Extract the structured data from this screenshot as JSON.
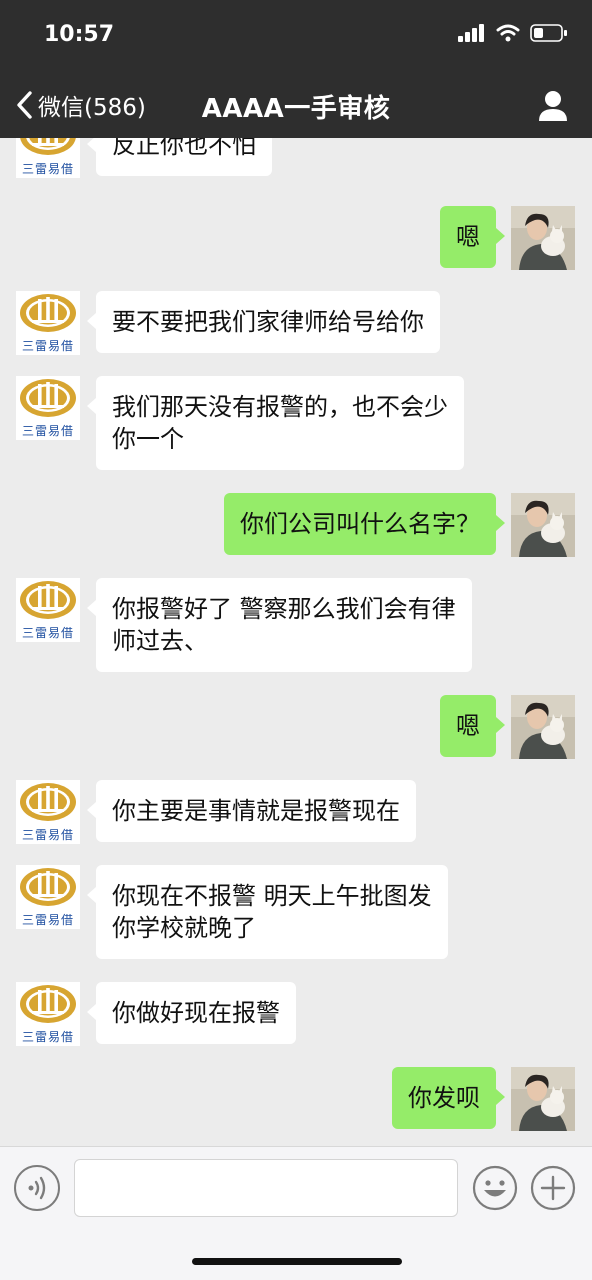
{
  "status_bar": {
    "time": "10:57"
  },
  "nav": {
    "back_label": "微信(586)",
    "title": "AAAA一手审核"
  },
  "logo_caption": "三雷易借",
  "messages": [
    {
      "side": "in",
      "lines": [
        "反正你也不怕"
      ]
    },
    {
      "side": "out",
      "lines": [
        "嗯"
      ]
    },
    {
      "side": "in",
      "lines": [
        "要不要把我们家律师给号给你"
      ]
    },
    {
      "side": "in",
      "lines": [
        "我们那天没有报警的，也不会少",
        "你一个"
      ]
    },
    {
      "side": "out",
      "lines": [
        "你们公司叫什么名字？"
      ]
    },
    {
      "side": "in",
      "lines": [
        "你报警好了  警察那么我们会有律",
        "师过去、"
      ]
    },
    {
      "side": "out",
      "lines": [
        "嗯"
      ]
    },
    {
      "side": "in",
      "lines": [
        "你主要是事情就是报警现在"
      ]
    },
    {
      "side": "in",
      "lines": [
        "你现在不报警   明天上午批图发",
        "你学校就晚了"
      ]
    },
    {
      "side": "in",
      "lines": [
        "你做好现在报警"
      ]
    },
    {
      "side": "out",
      "lines": [
        "你发呗"
      ]
    }
  ],
  "input": {
    "value": ""
  },
  "colors": {
    "nav_bg": "#2e2e2e",
    "chat_bg": "#ececec",
    "bubble_out": "#95ec69",
    "bubble_in": "#ffffff",
    "logo_gold": "#d7a531",
    "logo_blue": "#1f4fa0"
  },
  "icons": [
    "chevron-left-icon",
    "signal-icon",
    "wifi-icon",
    "battery-icon",
    "profile-icon",
    "voice-icon",
    "emoji-icon",
    "plus-icon"
  ]
}
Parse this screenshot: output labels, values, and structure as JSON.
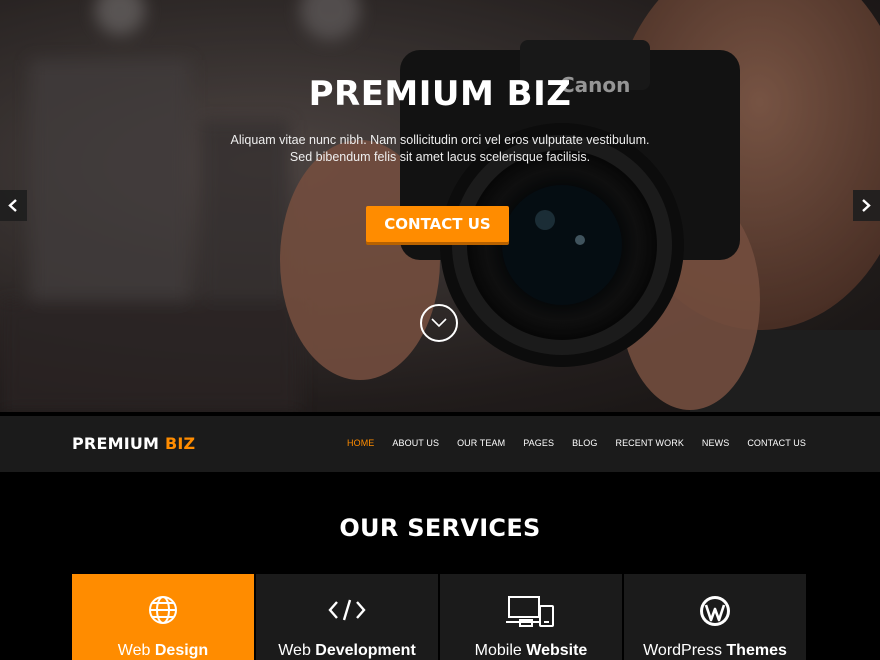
{
  "hero": {
    "title": "PREMIUM BIZ",
    "text_line1": "Aliquam vitae nunc nibh. Nam sollicitudin orci vel eros vulputate vestibulum.",
    "text_line2": "Sed bibendum felis sit amet lacus scelerisque facilisis.",
    "cta_label": "CONTACT US",
    "camera_brand": "Canon",
    "icons": {
      "prev": "chevron-left-icon",
      "next": "chevron-right-icon",
      "scroll": "chevron-down-icon"
    }
  },
  "nav": {
    "logo_part1": "PREMIUM",
    "logo_part2": "BIZ",
    "items": [
      {
        "label": "HOME",
        "active": true
      },
      {
        "label": "ABOUT US"
      },
      {
        "label": "OUR TEAM"
      },
      {
        "label": "PAGES"
      },
      {
        "label": "BLOG"
      },
      {
        "label": "RECENT WORK"
      },
      {
        "label": "NEWS"
      },
      {
        "label": "CONTACT US"
      }
    ]
  },
  "services": {
    "title": "OUR SERVICES",
    "cards": [
      {
        "light": "Web",
        "bold": "Design",
        "icon": "globe-icon",
        "active": true
      },
      {
        "light": "Web",
        "bold": "Development",
        "icon": "code-icon"
      },
      {
        "light": "Mobile",
        "bold": "Website",
        "icon": "devices-icon"
      },
      {
        "light": "WordPress",
        "bold": "Themes",
        "icon": "wordpress-icon"
      }
    ]
  },
  "colors": {
    "accent": "#ff8c00",
    "nav_bg": "#1b1b1b",
    "page_bg": "#000000"
  }
}
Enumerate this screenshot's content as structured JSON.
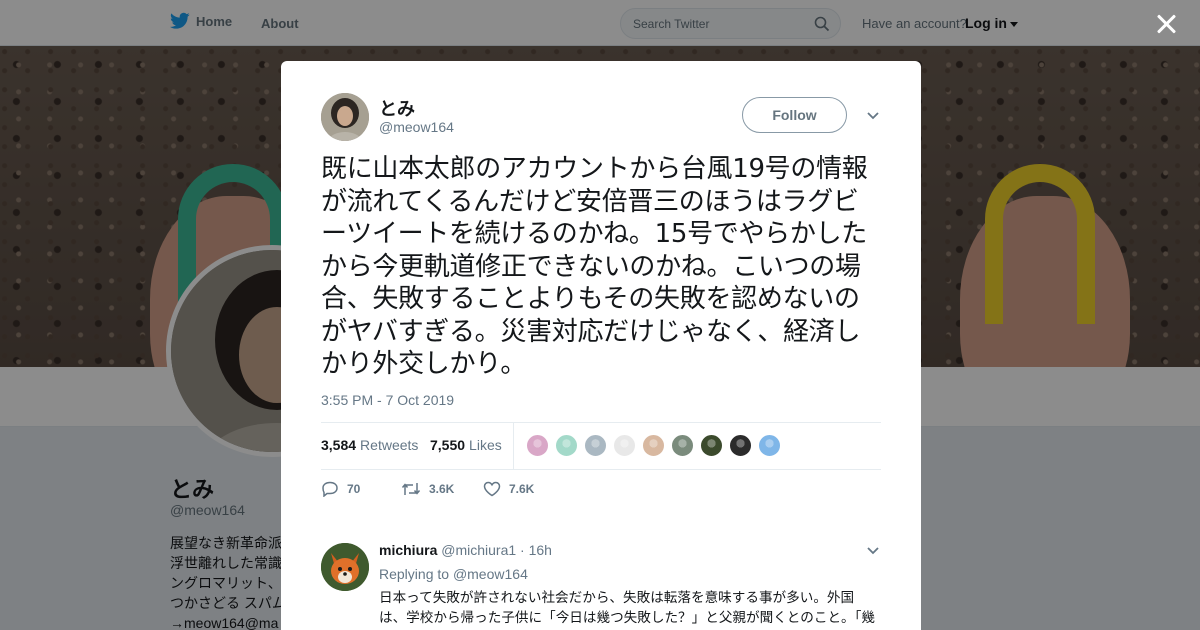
{
  "topbar": {
    "home_label": "Home",
    "about_label": "About",
    "search_placeholder": "Search Twitter",
    "have_account": "Have an account?",
    "login_label": "Log in"
  },
  "profile": {
    "name": "とみ",
    "handle": "@meow164",
    "bio": "展望なき新革命派\n浮世離れした常識\nングロマリット、\nつかさどる スパム\n→meow164@ma"
  },
  "tweet": {
    "author_name": "とみ",
    "author_handle": "@meow164",
    "follow_label": "Follow",
    "text": "既に山本太郎のアカウントから台風19号の情報が流れてくるんだけど安倍晋三のほうはラグビーツイートを続けるのかね。15号でやらかしたから今更軌道修正できないのかね。こいつの場合、失敗することよりもその失敗を認めないのがヤバすぎる。災害対応だけじゃなく、経済しかり外交しかり。",
    "timestamp": "3:55 PM - 7 Oct 2019",
    "retweets_count": "3,584",
    "retweets_label": "Retweets",
    "likes_count": "7,550",
    "likes_label": "Likes",
    "reply_count": "70",
    "retweet_action_count": "3.6K",
    "like_action_count": "7.6K",
    "retweeter_avatar_colors": [
      "#d9a7c7",
      "#a3d9c9",
      "#aab8c2",
      "#e8e8e8",
      "#d8b8a0",
      "#7a8b7c",
      "#3b4a2c",
      "#2b2b2b",
      "#7fb6e8"
    ]
  },
  "reply": {
    "name": "michiura",
    "handle": "@michiura1",
    "separator": "·",
    "time": "16h",
    "replying_prefix": "Replying to",
    "replying_to": "@meow164",
    "text": "日本って失敗が許されない社会だから、失敗は転落を意味する事が多い。外国は、学校から帰った子供に「今日は幾つ失敗した？」と父親が聞くとのこと。「幾"
  },
  "colors": {
    "accent": "#1da1f2",
    "secondary_text": "#657786",
    "primary_text": "#14171a"
  }
}
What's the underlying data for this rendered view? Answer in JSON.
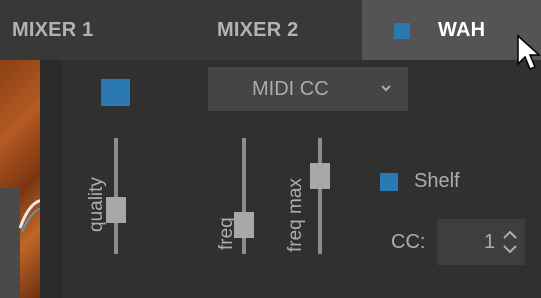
{
  "tabs": [
    {
      "label": "MIXER 1"
    },
    {
      "label": "MIXER 2"
    },
    {
      "label": "WAH",
      "active": true
    }
  ],
  "enable_toggle": {
    "checked": true
  },
  "mode_dropdown": {
    "selected": "MIDI CC"
  },
  "sliders": {
    "quality": {
      "label": "quality",
      "level": 0.35
    },
    "freq": {
      "label": "freq",
      "level": 0.18
    },
    "freq_max": {
      "label": "freq max",
      "level": 0.72
    }
  },
  "shelf": {
    "label": "Shelf",
    "checked": true
  },
  "cc": {
    "label": "CC:",
    "value": "1"
  },
  "colors": {
    "accent": "#2a7ab1",
    "active_tab": "#545454",
    "text": "#a9aeb2"
  }
}
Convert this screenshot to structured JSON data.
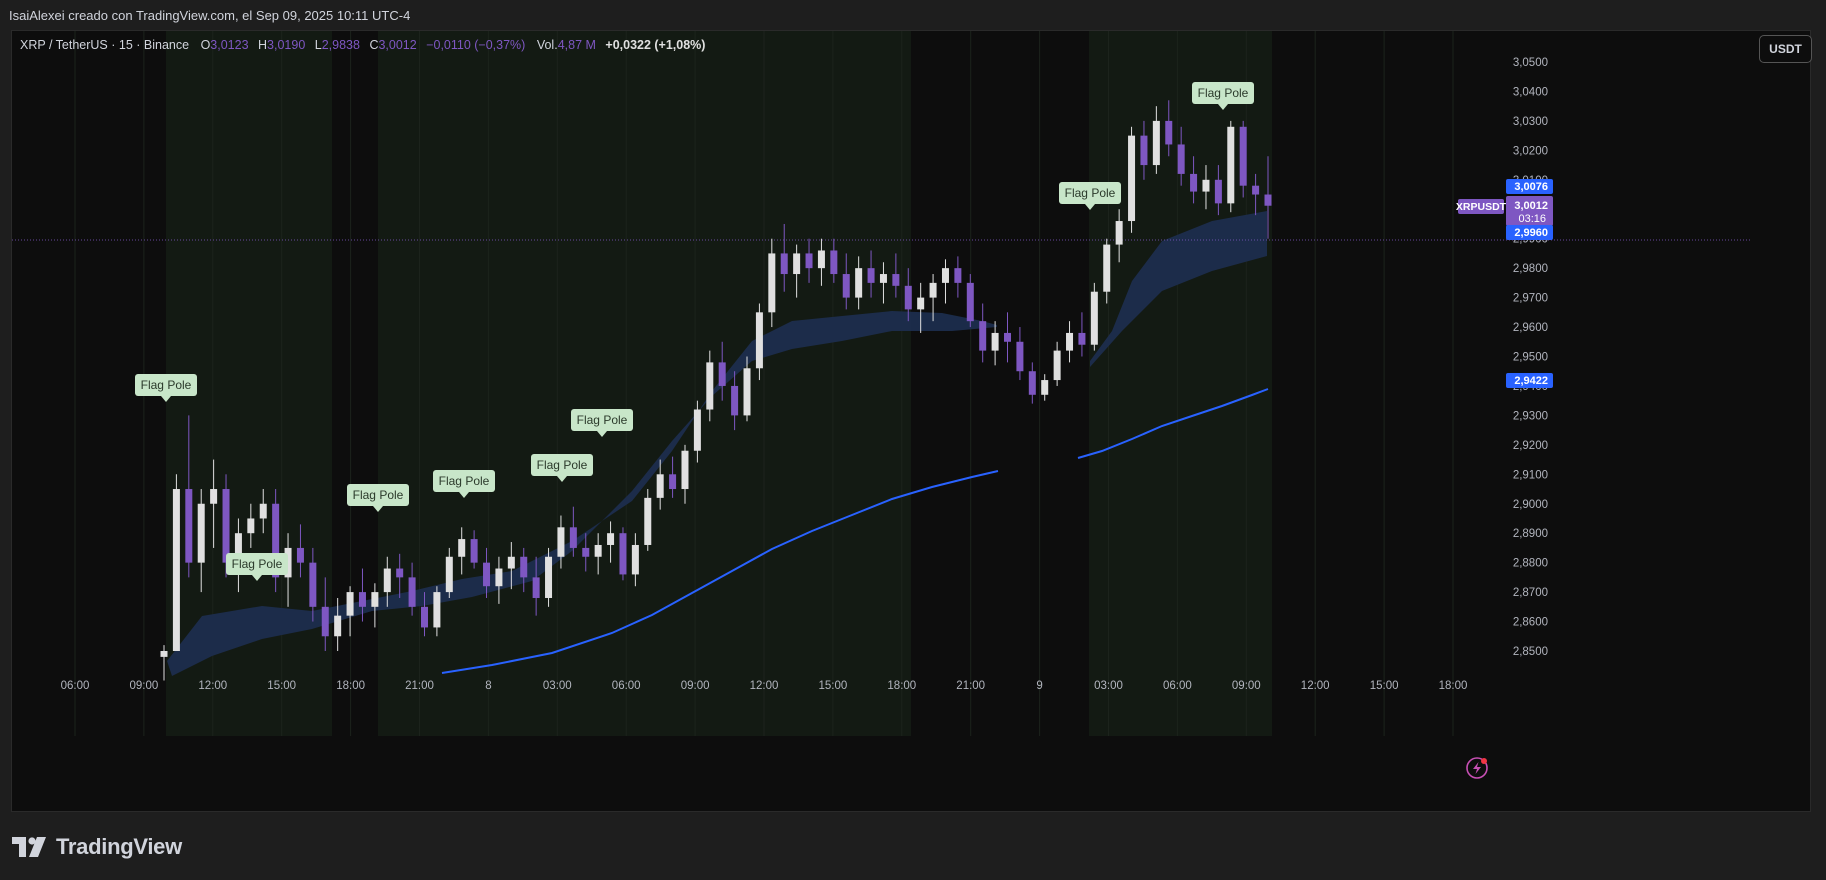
{
  "caption": "IsaiAlexei creado con TradingView.com, el Sep 09, 2025 10:11 UTC-4",
  "legend": {
    "symbol": "XRP / TetherUS · 15 · Binance",
    "o_label": "O",
    "o_value": "3,0123",
    "h_label": "H",
    "h_value": "3,0190",
    "l_label": "L",
    "l_value": "2,9838",
    "c_label": "C",
    "c_value": "3,0012",
    "change": "−0,0110 (−0,37%)",
    "vol_label": "Vol.",
    "vol_value": "4,87 M",
    "extra_change": "+0,0322 (+1,08%)"
  },
  "currency_button": "USDT",
  "price_scale": [
    "3,0500",
    "3,0400",
    "3,0300",
    "3,0200",
    "3,0100",
    "3,0000",
    "2,9900",
    "2,9800",
    "2,9700",
    "2,9600",
    "2,9500",
    "2,9400",
    "2,9300",
    "2,9200",
    "2,9100",
    "2,9000",
    "2,8900",
    "2,8800",
    "2,8700",
    "2,8600",
    "2,8500"
  ],
  "time_axis": [
    "06:00",
    "09:00",
    "12:00",
    "15:00",
    "18:00",
    "21:00",
    "8",
    "03:00",
    "06:00",
    "09:00",
    "12:00",
    "15:00",
    "18:00",
    "21:00",
    "9",
    "03:00",
    "06:00",
    "09:00",
    "12:00",
    "15:00",
    "18:00"
  ],
  "price_tags": {
    "symbol_tag": "XRPUSDT",
    "last_price": "3,0012",
    "countdown": "03:16",
    "upper_band": "3,0076",
    "lower_band": "2,9960",
    "long_ma": "2,9422"
  },
  "annotations": [
    "Flag Pole",
    "Flag Pole",
    "Flag Pole",
    "Flag Pole",
    "Flag Pole",
    "Flag Pole",
    "Flag Pole",
    "Flag Pole"
  ],
  "footer_logo": "TradingView",
  "colors": {
    "background": "#0d0d0d",
    "session_shade": "#131a13",
    "bull_candle": "#e0e0e0",
    "bear_candle": "#7e57c2",
    "band_fill": "#1c2d4d",
    "ma_line": "#2962ff",
    "label_bg": "#c8e6c9",
    "last_price_tag": "#7e57c2",
    "band_tag": "#2962ff"
  },
  "chart_data": {
    "type": "candlestick",
    "title": "XRP / TetherUS · 15 · Binance",
    "ylim": [
      2.845,
      3.055
    ],
    "y_ticks": [
      2.85,
      2.86,
      2.87,
      2.88,
      2.89,
      2.9,
      2.91,
      2.92,
      2.93,
      2.94,
      2.95,
      2.96,
      2.97,
      2.98,
      2.99,
      3.0,
      3.01,
      3.02,
      3.03,
      3.04,
      3.05
    ],
    "last_price": 3.0012,
    "band_last": [
      2.996,
      3.0076
    ],
    "ma_last": 2.9422,
    "candles_ohlc": [
      [
        2.848,
        2.852,
        2.84,
        2.85
      ],
      [
        2.85,
        2.91,
        2.85,
        2.905
      ],
      [
        2.905,
        2.93,
        2.875,
        2.88
      ],
      [
        2.88,
        2.905,
        2.87,
        2.9
      ],
      [
        2.9,
        2.915,
        2.885,
        2.905
      ],
      [
        2.905,
        2.91,
        2.875,
        2.88
      ],
      [
        2.88,
        2.895,
        2.87,
        2.89
      ],
      [
        2.89,
        2.9,
        2.885,
        2.895
      ],
      [
        2.895,
        2.905,
        2.89,
        2.9
      ],
      [
        2.9,
        2.905,
        2.87,
        2.875
      ],
      [
        2.875,
        2.89,
        2.865,
        2.885
      ],
      [
        2.885,
        2.893,
        2.875,
        2.88
      ],
      [
        2.88,
        2.885,
        2.86,
        2.865
      ],
      [
        2.865,
        2.875,
        2.85,
        2.855
      ],
      [
        2.855,
        2.868,
        2.85,
        2.862
      ],
      [
        2.862,
        2.872,
        2.855,
        2.87
      ],
      [
        2.87,
        2.878,
        2.86,
        2.865
      ],
      [
        2.865,
        2.873,
        2.858,
        2.87
      ],
      [
        2.87,
        2.882,
        2.865,
        2.878
      ],
      [
        2.878,
        2.883,
        2.868,
        2.875
      ],
      [
        2.875,
        2.88,
        2.862,
        2.865
      ],
      [
        2.865,
        2.87,
        2.855,
        2.858
      ],
      [
        2.858,
        2.872,
        2.855,
        2.87
      ],
      [
        2.87,
        2.885,
        2.868,
        2.882
      ],
      [
        2.882,
        2.892,
        2.876,
        2.888
      ],
      [
        2.888,
        2.891,
        2.878,
        2.88
      ],
      [
        2.88,
        2.885,
        2.868,
        2.872
      ],
      [
        2.872,
        2.882,
        2.866,
        2.878
      ],
      [
        2.878,
        2.887,
        2.871,
        2.882
      ],
      [
        2.882,
        2.885,
        2.87,
        2.875
      ],
      [
        2.875,
        2.882,
        2.862,
        2.868
      ],
      [
        2.868,
        2.885,
        2.865,
        2.882
      ],
      [
        2.882,
        2.896,
        2.878,
        2.892
      ],
      [
        2.892,
        2.899,
        2.882,
        2.885
      ],
      [
        2.885,
        2.89,
        2.877,
        2.882
      ],
      [
        2.882,
        2.89,
        2.876,
        2.886
      ],
      [
        2.886,
        2.894,
        2.88,
        2.89
      ],
      [
        2.89,
        2.892,
        2.874,
        2.876
      ],
      [
        2.876,
        2.89,
        2.872,
        2.886
      ],
      [
        2.886,
        2.905,
        2.884,
        2.902
      ],
      [
        2.902,
        2.915,
        2.898,
        2.91
      ],
      [
        2.91,
        2.916,
        2.902,
        2.905
      ],
      [
        2.905,
        2.92,
        2.9,
        2.918
      ],
      [
        2.918,
        2.935,
        2.914,
        2.932
      ],
      [
        2.932,
        2.952,
        2.928,
        2.948
      ],
      [
        2.948,
        2.955,
        2.935,
        2.94
      ],
      [
        2.94,
        2.945,
        2.925,
        2.93
      ],
      [
        2.93,
        2.95,
        2.928,
        2.946
      ],
      [
        2.946,
        2.968,
        2.942,
        2.965
      ],
      [
        2.965,
        2.99,
        2.96,
        2.985
      ],
      [
        2.985,
        2.995,
        2.972,
        2.978
      ],
      [
        2.978,
        2.988,
        2.97,
        2.985
      ],
      [
        2.985,
        2.99,
        2.975,
        2.98
      ],
      [
        2.98,
        2.99,
        2.974,
        2.986
      ],
      [
        2.986,
        2.99,
        2.975,
        2.978
      ],
      [
        2.978,
        2.985,
        2.966,
        2.97
      ],
      [
        2.97,
        2.984,
        2.966,
        2.98
      ],
      [
        2.98,
        2.986,
        2.97,
        2.975
      ],
      [
        2.975,
        2.982,
        2.968,
        2.978
      ],
      [
        2.978,
        2.985,
        2.97,
        2.974
      ],
      [
        2.974,
        2.98,
        2.962,
        2.966
      ],
      [
        2.966,
        2.975,
        2.958,
        2.97
      ],
      [
        2.97,
        2.978,
        2.962,
        2.975
      ],
      [
        2.975,
        2.983,
        2.968,
        2.98
      ],
      [
        2.98,
        2.984,
        2.97,
        2.975
      ],
      [
        2.975,
        2.978,
        2.96,
        2.962
      ],
      [
        2.962,
        2.968,
        2.948,
        2.952
      ],
      [
        2.952,
        2.962,
        2.947,
        2.958
      ],
      [
        2.958,
        2.965,
        2.948,
        2.955
      ],
      [
        2.955,
        2.96,
        2.942,
        2.945
      ],
      [
        2.945,
        2.948,
        2.934,
        2.937
      ],
      [
        2.937,
        2.944,
        2.935,
        2.942
      ],
      [
        2.942,
        2.955,
        2.94,
        2.952
      ],
      [
        2.952,
        2.962,
        2.948,
        2.958
      ],
      [
        2.958,
        2.965,
        2.95,
        2.954
      ],
      [
        2.954,
        2.975,
        2.952,
        2.972
      ],
      [
        2.972,
        2.99,
        2.968,
        2.988
      ],
      [
        2.988,
        3.0,
        2.982,
        2.996
      ],
      [
        2.996,
        3.028,
        2.992,
        3.025
      ],
      [
        3.025,
        3.03,
        3.01,
        3.015
      ],
      [
        3.015,
        3.035,
        3.012,
        3.03
      ],
      [
        3.03,
        3.037,
        3.018,
        3.022
      ],
      [
        3.022,
        3.028,
        3.008,
        3.012
      ],
      [
        3.012,
        3.018,
        3.002,
        3.006
      ],
      [
        3.006,
        3.015,
        3.0,
        3.01
      ],
      [
        3.01,
        3.015,
        2.998,
        3.002
      ],
      [
        3.002,
        3.03,
        2.999,
        3.028
      ],
      [
        3.028,
        3.03,
        3.004,
        3.008
      ],
      [
        3.008,
        3.012,
        2.998,
        3.005
      ],
      [
        3.005,
        3.018,
        2.99,
        3.0012
      ]
    ]
  }
}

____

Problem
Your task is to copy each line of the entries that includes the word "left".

Finished task
    "chevron-left-icon",
      "prev": "chevron-left-icon",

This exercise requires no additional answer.